1. Environmental risks:

– Political risks

– Regulatory risks

– Macroeconomic risks (inflation, devaluation, etc.)

2. Industry risks:

– Is the industry stable?

– Is it going through a period of consolidation?

– Is it vulnerable to local/foreign competition?

– Does it have structural problems? Cyclical?

3. Competitive risks: is market share growing or shrinking?

– Is it a price leader or a price follower?

– Is it well diversified?

– Is it well integrated? Horizontally? Vertically?

4. Operating performance based on an analysis of sales and the income statement

– Are sales growing or shrinking?

– Are cost of sales growing or shrinking?

– Is gross margin growing or shrinking?

– Are general and administrative expenses growing or shrinking?

– Are personnel expenses growing faster than sales?

5. Balance sheet strength:

– Is leverage growing? Shrinking? In line with industry?

– Are accounts receivable better or worse than the industry?

– Is inventory turnover better or worse than the industry?

– Are retained earnings growing?

– Current ratio? Quick ratio?

6. Cash flow strength:

– Does cash flow cover debt service? Dividends? New investments?

– Is cash flow growing or shrinking (or static) relative to sales?

7. Management risks:

– Does management have depth and breadth?
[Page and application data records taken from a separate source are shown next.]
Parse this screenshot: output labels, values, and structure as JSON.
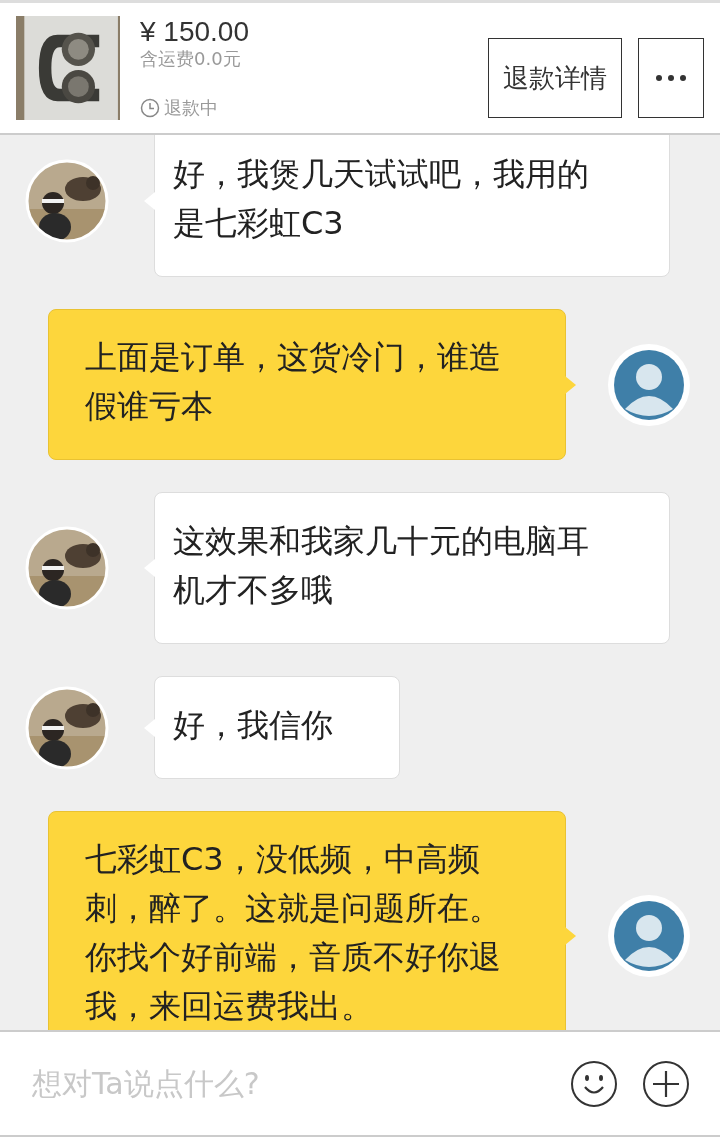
{
  "product": {
    "price": "¥ 150.00",
    "shipping": "含运费0.0元",
    "status": "退款中"
  },
  "buttons": [
    {
      "kind": "text",
      "label": "退款详情"
    },
    {
      "kind": "more"
    }
  ],
  "messages": [
    {
      "kind": "received",
      "text": "好，我煲几天试试吧，我用的是七彩虹C3"
    },
    {
      "kind": "sent",
      "text": "上面是订单，这货冷门，谁造假谁亏本"
    },
    {
      "kind": "received",
      "text": "这效果和我家几十元的电脑耳机才不多哦"
    },
    {
      "kind": "received",
      "text": "好，我信你"
    },
    {
      "kind": "sent",
      "text": "七彩虹C3，没低频，中高频刺，醉了。这就是问题所在。你找个好前端，音质不好你退我，来回运费我出。"
    }
  ],
  "input": {
    "placeholder": "想对Ta说点什么?"
  }
}
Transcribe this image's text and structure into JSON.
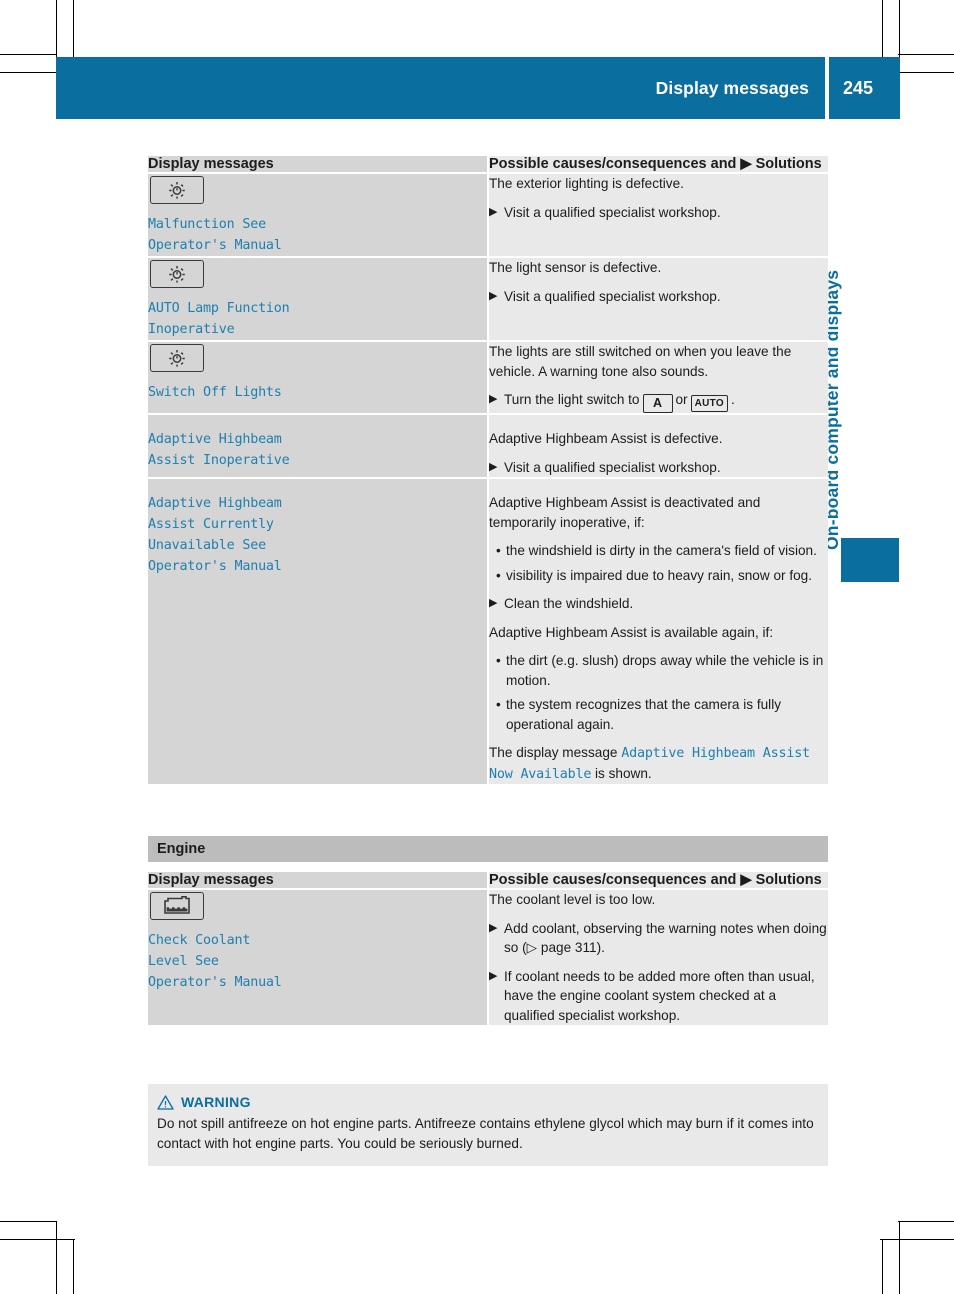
{
  "header": {
    "title": "Display messages",
    "page_number": "245"
  },
  "sidebar": {
    "chapter_label": "On-board computer and displays"
  },
  "tables": [
    {
      "headers": {
        "left": "Display messages",
        "right": "Possible causes/consequences and ▶ Solutions"
      },
      "rows": [
        {
          "icon": "lamp-icon",
          "message": "Malfunction See\nOperator's Manual",
          "cause": "The exterior lighting is defective.",
          "solution": "Visit a qualified specialist workshop."
        },
        {
          "icon": "lamp-icon",
          "message": "AUTO Lamp Function\nInoperative",
          "cause": "The light sensor is defective.",
          "solution": "Visit a qualified specialist workshop."
        },
        {
          "icon": "lamp-icon",
          "message": "Switch Off Lights",
          "cause": "The lights are still switched on when you leave the vehicle. A warning tone also sounds.",
          "solution_prefix": "Turn the light switch to",
          "glyph_a": "A",
          "solution_mid": "or",
          "glyph_auto": "AUTO",
          "solution_suffix": "."
        },
        {
          "message": "Adaptive Highbeam\nAssist Inoperative",
          "cause": "Adaptive Highbeam Assist is defective.",
          "solution": "Visit a qualified specialist workshop."
        },
        {
          "message": "Adaptive Highbeam\nAssist Currently\nUnavailable See\nOperator's Manual",
          "cause_1": "Adaptive Highbeam Assist is deactivated and temporarily inoperative, if:",
          "bullets_1": [
            "the windshield is dirty in the camera's field of vision.",
            "visibility is impaired due to heavy rain, snow or fog."
          ],
          "solution": "Clean the windshield.",
          "cause_2": "Adaptive Highbeam Assist is available again, if:",
          "bullets_2": [
            "the dirt (e.g. slush) drops away while the vehicle is in motion.",
            "the system recognizes that the camera is fully operational again."
          ],
          "closing_prefix": "The display message ",
          "closing_message": "Adaptive Highbeam Assist Now Available",
          "closing_suffix": " is shown."
        }
      ]
    },
    {
      "section_title": "Engine",
      "headers": {
        "left": "Display messages",
        "right": "Possible causes/consequences and ▶ Solutions"
      },
      "rows": [
        {
          "icon": "coolant-icon",
          "message": "Check Coolant\nLevel See\nOperator's Manual",
          "cause": "The coolant level is too low.",
          "solution_1": "Add coolant, observing the warning notes when doing so (▷ page 311).",
          "solution_2": "If coolant needs to be added more often than usual, have the engine coolant system checked at a qualified specialist workshop."
        }
      ]
    }
  ],
  "warning": {
    "label": "WARNING",
    "text": "Do not spill antifreeze on hot engine parts. Antifreeze contains ethylene glycol which may burn if it comes into contact with hot engine parts. You could be seriously burned."
  },
  "colors": {
    "brand_blue": "#0a6e9f",
    "message_blue": "#1e7fb0",
    "col_left_gray": "#d5d5d5",
    "col_right_gray": "#e9e9e9",
    "section_gray": "#bcbcbc"
  }
}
– Is there a succession plan?

– Is there a strategic plan?

– What is the percentage of staff turnover?